New!  The Pole Barn Guru’s mailbox is overflowing with questions.  Due to high demand, he is answering questions on Saturdays as well as Mondays.

Welcome to Ask the Pole Barn Guru – where you can ask questions about building topics, with answers posted on Mondays.  With many questions to answer, please be patient to watch for yours to come up on a future Monday segment.  If you want a quick answer, please be sure to answer with a “reply-able” email address.

Email all questions to: PoleBarnGuru@HansenPoleBuildings.com

DEAR POLE BARN GURU: Can you do metal plates with anchor bolts to mount the poles to? CAN I IN CANTON

DEAR CAN I: I will assume you want to either mount columns to an existing foundation wall, or to pour concrete brackets into a future foundation wall. If so, then the answer is yes, we can provide wet-set or dry-set concrete brackets for either situation. For more information on specifics, please read:

https://www.hansenpolebuildings.com/blog/2012/09/concrete-brackets-2/

DEAR POLE BARN GURU: In a previous article, you discuss sliding doors for hangars and mention that you will be writing an article about better options (I assume to include bi-fold doors, stack doors, etc).  Did I miss this article in your index, or have you not yet written it?  Would be very interested in your ideas, as I am looking at constructing a 50×60 hangar with a 40-45’x12′ hangar door.  Have not yet decided whether I will pursue this in a steel or wood frame, thought budget may determine that.  The building is to be located in Boise, ID.  Thanks for your time. GLIDING IN GOLDSBORO

 DEAR GLIDING: You’ve caught me! So many topics to write about, and just not enough days of the week to post them. I’ve just returned from the 2014 Frame Building Expo, where Schweiss Doors (https://www.SchweissDoors.com) was one of the exhibitors. Keep a watchful eye open, as I will be writing about their products and other hangar door options in the very near future.

DEAR POLE BARN GURU: How do I insulate a pole barn cost effectively. COLD IN CONNECTICUT
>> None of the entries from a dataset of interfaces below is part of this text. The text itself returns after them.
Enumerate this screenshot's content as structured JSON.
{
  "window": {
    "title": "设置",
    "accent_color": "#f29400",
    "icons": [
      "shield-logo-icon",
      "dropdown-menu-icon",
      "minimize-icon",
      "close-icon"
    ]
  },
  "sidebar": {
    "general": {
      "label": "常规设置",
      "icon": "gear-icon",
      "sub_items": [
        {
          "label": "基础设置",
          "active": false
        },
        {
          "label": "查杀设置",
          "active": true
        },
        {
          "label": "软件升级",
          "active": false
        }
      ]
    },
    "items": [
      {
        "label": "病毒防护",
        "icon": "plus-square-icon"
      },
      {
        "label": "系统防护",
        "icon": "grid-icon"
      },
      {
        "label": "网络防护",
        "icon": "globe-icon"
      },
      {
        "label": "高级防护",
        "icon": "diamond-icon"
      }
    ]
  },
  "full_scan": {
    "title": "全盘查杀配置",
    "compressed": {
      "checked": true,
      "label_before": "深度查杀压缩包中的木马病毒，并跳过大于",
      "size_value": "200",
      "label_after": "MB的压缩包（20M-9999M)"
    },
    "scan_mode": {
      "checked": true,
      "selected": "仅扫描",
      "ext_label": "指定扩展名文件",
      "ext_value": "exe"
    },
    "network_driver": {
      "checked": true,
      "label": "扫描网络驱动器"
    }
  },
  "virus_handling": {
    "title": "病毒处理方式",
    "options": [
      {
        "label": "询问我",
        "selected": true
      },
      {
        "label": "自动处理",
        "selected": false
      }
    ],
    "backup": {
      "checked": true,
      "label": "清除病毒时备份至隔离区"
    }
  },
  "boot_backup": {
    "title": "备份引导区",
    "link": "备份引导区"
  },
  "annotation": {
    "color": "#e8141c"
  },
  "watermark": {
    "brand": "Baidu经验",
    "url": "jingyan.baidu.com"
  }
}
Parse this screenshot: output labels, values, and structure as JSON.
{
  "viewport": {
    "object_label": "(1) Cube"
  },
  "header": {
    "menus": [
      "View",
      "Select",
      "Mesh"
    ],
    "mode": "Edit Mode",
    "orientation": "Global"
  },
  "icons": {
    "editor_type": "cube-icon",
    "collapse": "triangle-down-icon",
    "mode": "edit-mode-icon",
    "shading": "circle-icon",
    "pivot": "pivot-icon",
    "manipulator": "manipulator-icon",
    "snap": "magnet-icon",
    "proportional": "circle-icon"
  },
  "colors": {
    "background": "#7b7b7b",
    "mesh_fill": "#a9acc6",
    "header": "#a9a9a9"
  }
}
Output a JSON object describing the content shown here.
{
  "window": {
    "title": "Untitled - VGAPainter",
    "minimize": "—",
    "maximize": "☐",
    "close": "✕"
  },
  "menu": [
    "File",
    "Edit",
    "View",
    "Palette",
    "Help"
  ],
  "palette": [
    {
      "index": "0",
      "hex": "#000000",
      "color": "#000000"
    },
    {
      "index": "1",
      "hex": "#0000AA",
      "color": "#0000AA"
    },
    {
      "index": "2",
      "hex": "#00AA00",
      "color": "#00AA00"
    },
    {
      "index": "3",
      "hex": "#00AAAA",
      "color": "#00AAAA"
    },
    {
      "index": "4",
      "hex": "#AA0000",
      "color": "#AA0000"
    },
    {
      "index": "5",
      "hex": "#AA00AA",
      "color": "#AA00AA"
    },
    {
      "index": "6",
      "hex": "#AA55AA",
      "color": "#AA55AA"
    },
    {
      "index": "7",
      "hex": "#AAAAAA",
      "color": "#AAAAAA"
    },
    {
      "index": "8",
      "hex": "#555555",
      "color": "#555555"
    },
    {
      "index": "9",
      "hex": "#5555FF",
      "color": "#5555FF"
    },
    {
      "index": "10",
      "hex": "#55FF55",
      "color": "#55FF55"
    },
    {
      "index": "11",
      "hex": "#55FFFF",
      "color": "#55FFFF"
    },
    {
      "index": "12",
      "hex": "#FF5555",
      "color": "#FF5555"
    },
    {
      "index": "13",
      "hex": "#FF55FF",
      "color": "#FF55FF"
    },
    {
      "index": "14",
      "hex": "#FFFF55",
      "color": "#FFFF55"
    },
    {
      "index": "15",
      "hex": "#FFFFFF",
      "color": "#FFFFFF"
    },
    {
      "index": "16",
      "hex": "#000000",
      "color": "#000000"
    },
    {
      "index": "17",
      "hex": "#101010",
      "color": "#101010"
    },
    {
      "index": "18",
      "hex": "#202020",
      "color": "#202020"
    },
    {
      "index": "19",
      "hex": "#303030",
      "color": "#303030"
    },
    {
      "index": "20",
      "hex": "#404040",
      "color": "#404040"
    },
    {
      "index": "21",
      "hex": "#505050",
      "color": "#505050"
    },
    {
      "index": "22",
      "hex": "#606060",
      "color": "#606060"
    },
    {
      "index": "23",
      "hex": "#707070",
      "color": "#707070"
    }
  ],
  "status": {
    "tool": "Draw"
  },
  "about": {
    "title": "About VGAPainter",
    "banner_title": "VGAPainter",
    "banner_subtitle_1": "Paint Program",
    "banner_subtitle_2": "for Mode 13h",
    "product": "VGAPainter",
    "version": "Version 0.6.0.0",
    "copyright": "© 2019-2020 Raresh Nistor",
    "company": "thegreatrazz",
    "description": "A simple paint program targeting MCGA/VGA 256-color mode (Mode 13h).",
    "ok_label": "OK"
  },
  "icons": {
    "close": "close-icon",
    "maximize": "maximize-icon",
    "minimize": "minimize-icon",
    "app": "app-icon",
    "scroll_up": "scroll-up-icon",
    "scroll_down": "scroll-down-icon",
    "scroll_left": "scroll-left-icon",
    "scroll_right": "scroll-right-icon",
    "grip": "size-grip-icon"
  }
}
DEAR COLD: This is one of the most often overlooked areas when people are planning their new pole buildings (as well as one of the most asked questions after construction). Provided you are still in the planning phase, here is some good reading on the subject: https://www.hansenpolebuildings.com/blog/2012/04/climate-controlled/